Paddington RSL, On The Street

A Collected Works era gig review.

Author: Greg Perano, On The Street.

Date: 21 August 1991 (gig: 12 August 1991).

Original URL: N/A.

 

Article Text

Hunters & Collectors/The Aints
Paddington RSL

Well, for one thing the Aint’s ain’t the Saints, or is that the point? What we got was the Laughing Eds, except there wasn’t much to make you smile. Ed moaned his lyric over some fairly unsympathetic backing especially the most insensitive bout of “the geese saving Rome” sax honk I’ve heard in a long time. Albert Ayler this guy was not, obnoxious honker he was. Enough said. Ed probably thinks I don’t understand, but I do, better than he ever will.

Last time I saw the H&C experience they were so stodgy that I fell asleep. Tonight, however, they are a different kettle of music altogether. This can be mainly attributed to two characters heavily involved in tonight’s performance. Let’s start with factor number one – the sound, or more importantly, sound lord Robert Miles. The Adonis of the mixing desk, Miles has the room working so well for him that I could hear John Archer pick stroking those bass strings. The drums and bass were huge without being crass and even in the far recesses of the room the sound was overpowering. The second most important character on show here tonight was Barry “Dave Gilmour, Jimi Hendrix, Keith Richards, Elmore Games, Robbie Robinson, Jesus Christ super star” Palmer on the filthy lead guitar. Finally the band has someone not afraid to the rockist in the best kind of way. Tonight the H&Cs were sounding like some wild acid-tinged RnB band, a big human machine, Seymour out front resplendent in red obviously enjoying himself, a trim and beaming Jack Howard, the inimitable Archer doing jis own dance and new fresh songs that swung and away like they haven’t done for a long time. Tonight Seymour was a slightly more angst-ridden Tom Jones and the band followed suit turning into the real entertainers they’ve never threatened to be. Seymour has gone from being a sort of Rambo Rimbaud to a sex symbol again, John Archer is the resident sex god and I have found themselves a new lease of life. Early in the night I thought they become a good RnB band but when they played Head Above Water with as hard-edged funk feel I thought they were a lot better than good. The evening’s highlight was an awesome version of Inside a Fireball. It was huge! Palmer’s guitar tore the riff to shreds and put it back together with the help of God and Jimi Hendrix and the whole thing rode along on a beautiful organ line reminiscent of The Doors at their finest. H&Cs have come full circle and they’re sounding young again. I have seen the Light and it is Barry!

 

Comments

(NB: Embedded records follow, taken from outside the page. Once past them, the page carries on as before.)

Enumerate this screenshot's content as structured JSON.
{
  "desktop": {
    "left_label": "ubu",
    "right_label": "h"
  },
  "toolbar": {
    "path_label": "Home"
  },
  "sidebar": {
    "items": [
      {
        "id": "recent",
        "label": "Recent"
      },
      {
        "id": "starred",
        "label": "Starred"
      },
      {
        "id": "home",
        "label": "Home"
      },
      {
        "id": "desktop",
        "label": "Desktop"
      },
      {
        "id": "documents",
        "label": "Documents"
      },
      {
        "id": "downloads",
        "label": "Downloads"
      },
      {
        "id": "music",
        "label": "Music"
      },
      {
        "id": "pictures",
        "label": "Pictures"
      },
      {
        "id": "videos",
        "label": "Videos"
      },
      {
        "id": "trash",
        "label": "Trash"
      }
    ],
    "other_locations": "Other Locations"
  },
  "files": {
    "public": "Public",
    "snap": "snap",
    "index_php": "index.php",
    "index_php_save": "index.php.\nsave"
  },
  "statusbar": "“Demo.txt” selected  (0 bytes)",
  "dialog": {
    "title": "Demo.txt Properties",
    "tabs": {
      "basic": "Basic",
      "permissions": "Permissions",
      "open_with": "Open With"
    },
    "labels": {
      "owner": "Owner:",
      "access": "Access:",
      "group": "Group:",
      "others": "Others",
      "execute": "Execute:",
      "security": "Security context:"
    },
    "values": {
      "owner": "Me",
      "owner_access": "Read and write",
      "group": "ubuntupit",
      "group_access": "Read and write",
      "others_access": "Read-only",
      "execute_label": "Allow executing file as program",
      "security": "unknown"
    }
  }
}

Thank you to Gary for typing this article for us all to enjoy!